DATA SECTION —
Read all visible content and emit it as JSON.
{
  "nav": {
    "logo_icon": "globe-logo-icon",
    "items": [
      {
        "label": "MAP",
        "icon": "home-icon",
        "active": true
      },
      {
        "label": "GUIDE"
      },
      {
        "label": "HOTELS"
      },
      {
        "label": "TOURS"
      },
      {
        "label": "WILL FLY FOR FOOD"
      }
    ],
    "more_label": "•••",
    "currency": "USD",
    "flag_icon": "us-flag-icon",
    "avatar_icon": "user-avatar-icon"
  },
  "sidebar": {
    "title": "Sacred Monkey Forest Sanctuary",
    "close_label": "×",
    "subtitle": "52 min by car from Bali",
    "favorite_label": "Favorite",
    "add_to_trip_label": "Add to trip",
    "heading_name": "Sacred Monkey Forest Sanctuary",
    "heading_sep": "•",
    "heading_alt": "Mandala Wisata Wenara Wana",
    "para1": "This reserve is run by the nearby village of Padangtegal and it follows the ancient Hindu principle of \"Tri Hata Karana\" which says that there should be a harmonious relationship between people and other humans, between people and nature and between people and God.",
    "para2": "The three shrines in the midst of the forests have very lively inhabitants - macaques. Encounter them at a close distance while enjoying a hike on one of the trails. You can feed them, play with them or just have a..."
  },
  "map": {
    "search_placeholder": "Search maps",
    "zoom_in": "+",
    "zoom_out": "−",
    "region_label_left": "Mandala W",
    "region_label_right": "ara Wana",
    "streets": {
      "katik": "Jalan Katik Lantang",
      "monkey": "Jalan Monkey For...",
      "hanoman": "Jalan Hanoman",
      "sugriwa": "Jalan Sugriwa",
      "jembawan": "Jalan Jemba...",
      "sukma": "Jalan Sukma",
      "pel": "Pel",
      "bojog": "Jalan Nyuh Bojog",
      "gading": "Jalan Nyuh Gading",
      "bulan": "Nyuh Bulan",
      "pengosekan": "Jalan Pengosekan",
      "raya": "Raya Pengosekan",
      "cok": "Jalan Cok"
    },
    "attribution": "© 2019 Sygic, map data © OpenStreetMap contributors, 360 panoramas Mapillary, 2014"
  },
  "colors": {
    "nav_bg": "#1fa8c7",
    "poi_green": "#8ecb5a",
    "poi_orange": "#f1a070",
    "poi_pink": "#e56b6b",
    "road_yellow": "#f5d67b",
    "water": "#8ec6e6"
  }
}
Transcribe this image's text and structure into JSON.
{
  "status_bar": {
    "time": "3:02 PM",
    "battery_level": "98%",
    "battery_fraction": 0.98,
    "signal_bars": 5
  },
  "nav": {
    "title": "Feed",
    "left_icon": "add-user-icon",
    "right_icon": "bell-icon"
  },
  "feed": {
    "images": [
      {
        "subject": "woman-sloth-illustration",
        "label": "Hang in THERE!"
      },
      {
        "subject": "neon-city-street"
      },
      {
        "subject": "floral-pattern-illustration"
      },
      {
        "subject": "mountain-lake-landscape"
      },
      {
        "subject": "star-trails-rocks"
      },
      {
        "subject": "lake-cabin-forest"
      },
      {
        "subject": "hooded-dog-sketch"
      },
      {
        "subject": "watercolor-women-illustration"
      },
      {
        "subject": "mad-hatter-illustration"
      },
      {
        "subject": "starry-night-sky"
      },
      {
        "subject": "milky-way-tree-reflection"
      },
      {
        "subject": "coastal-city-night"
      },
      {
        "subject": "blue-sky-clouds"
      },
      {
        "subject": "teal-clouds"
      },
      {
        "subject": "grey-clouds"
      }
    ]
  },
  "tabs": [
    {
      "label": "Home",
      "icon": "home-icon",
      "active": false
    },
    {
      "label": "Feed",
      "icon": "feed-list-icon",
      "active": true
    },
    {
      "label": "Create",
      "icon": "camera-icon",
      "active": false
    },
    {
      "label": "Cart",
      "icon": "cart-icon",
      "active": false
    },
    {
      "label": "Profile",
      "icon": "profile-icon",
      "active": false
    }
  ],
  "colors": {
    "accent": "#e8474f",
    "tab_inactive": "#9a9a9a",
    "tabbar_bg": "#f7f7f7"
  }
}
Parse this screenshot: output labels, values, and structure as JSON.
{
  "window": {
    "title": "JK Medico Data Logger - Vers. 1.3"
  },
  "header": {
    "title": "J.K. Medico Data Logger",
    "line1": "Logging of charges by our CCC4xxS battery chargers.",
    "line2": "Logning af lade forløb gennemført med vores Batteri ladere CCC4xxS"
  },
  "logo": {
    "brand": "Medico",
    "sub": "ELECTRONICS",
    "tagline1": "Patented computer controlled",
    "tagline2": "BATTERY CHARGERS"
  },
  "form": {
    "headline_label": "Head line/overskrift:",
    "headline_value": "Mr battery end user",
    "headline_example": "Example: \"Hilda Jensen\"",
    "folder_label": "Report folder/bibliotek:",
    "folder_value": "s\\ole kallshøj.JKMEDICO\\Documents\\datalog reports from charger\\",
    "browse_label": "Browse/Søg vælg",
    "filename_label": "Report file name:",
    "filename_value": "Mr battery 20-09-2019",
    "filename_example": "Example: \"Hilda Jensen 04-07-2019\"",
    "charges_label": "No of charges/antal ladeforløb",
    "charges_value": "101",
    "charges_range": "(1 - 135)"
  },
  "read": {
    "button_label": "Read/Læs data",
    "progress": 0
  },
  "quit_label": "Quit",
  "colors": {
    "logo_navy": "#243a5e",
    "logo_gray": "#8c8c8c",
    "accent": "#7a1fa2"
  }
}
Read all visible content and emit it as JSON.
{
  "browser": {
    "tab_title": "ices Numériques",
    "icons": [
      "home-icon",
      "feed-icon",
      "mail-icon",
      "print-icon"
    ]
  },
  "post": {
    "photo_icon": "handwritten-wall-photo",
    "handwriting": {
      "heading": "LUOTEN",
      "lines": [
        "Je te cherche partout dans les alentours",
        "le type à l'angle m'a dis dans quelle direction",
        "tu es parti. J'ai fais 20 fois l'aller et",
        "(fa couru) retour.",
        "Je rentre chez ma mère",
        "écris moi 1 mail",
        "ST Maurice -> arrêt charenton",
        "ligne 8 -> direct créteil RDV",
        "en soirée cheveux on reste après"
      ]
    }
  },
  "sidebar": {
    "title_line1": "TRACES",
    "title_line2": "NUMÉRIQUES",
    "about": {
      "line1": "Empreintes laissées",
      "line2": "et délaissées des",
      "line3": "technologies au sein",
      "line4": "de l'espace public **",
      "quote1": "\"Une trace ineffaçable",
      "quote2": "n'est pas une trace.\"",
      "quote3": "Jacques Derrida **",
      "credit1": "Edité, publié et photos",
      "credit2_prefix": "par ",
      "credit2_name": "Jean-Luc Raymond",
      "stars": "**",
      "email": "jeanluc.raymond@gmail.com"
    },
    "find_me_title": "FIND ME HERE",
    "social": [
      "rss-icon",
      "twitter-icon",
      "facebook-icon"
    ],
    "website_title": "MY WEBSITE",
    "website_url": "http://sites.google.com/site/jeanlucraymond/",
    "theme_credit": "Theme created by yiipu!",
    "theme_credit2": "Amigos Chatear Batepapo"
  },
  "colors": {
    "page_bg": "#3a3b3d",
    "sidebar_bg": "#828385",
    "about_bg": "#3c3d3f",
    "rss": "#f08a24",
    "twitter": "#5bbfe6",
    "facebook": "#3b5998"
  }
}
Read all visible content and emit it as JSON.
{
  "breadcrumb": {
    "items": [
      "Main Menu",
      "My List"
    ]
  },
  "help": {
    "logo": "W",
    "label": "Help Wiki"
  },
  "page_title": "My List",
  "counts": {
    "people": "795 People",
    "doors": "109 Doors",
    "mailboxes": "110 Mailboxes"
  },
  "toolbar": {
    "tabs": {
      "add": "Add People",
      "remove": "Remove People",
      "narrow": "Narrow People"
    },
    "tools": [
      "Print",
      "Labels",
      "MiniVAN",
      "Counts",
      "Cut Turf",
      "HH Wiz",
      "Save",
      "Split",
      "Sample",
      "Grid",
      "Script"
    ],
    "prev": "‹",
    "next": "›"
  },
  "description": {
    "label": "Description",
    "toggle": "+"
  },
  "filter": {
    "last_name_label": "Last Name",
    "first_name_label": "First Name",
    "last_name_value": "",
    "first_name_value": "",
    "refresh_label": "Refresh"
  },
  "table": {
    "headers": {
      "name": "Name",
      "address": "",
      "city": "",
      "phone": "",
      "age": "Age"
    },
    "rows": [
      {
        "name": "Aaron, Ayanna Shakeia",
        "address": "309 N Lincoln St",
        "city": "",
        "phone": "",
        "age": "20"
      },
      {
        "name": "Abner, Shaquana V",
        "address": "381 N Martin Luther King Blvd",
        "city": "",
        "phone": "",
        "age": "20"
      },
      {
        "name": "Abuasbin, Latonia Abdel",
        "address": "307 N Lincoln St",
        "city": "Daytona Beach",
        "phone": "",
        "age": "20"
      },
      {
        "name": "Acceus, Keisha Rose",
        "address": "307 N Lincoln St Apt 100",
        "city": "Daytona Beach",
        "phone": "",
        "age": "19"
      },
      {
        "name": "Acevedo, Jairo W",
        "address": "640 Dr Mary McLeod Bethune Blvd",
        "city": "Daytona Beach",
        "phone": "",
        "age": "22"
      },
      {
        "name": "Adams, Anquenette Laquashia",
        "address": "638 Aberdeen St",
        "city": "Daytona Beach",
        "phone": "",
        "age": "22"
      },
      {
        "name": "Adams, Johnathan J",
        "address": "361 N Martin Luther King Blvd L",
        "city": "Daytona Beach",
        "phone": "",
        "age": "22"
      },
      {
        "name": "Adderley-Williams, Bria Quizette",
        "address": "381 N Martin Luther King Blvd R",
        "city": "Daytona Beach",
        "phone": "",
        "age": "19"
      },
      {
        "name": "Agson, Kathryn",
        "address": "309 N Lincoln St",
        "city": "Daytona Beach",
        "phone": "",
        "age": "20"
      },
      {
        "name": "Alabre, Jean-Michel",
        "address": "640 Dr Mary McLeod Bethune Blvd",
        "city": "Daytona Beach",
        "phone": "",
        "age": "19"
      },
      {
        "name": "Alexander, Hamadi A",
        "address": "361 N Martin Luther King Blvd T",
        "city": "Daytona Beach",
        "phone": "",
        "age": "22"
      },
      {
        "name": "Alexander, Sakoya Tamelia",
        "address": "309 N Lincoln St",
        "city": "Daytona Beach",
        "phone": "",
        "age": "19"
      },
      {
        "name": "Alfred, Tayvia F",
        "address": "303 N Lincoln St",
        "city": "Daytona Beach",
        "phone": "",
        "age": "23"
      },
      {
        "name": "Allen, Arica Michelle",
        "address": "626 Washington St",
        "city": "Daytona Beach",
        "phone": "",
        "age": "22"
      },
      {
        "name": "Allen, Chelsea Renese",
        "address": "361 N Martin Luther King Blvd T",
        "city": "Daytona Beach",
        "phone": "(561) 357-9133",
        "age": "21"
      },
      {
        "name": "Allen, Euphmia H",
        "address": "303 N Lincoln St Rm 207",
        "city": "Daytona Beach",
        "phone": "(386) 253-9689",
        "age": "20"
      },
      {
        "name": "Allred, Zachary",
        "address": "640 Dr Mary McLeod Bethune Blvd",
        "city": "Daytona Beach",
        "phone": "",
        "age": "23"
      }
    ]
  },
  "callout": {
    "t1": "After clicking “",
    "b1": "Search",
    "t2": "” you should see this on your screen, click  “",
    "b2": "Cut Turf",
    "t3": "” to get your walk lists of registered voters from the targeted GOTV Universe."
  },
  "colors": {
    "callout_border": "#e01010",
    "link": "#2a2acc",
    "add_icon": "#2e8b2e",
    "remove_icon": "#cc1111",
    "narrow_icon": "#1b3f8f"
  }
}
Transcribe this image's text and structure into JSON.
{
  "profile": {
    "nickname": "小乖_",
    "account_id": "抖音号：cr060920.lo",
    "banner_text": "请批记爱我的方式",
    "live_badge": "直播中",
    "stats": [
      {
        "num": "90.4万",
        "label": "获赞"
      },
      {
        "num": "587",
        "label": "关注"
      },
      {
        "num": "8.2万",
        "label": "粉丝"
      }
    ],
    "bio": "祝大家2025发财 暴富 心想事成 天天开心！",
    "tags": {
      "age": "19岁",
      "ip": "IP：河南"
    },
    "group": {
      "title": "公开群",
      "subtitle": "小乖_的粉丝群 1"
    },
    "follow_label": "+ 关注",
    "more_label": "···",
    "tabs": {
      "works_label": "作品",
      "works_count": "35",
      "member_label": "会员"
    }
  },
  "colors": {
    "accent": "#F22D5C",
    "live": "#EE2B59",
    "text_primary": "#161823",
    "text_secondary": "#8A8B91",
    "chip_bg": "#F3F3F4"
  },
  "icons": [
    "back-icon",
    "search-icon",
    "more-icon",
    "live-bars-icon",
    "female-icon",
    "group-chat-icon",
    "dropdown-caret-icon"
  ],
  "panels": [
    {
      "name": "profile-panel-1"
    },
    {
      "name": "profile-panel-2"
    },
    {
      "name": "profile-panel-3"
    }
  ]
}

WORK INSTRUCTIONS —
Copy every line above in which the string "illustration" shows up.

YOUR SOLUTION —
        "subject": "woman-sloth-illustration",
        "subject": "floral-pattern-illustration"
        "subject": "watercolor-women-illustration"
        "subject": "mad-hatter-illustration"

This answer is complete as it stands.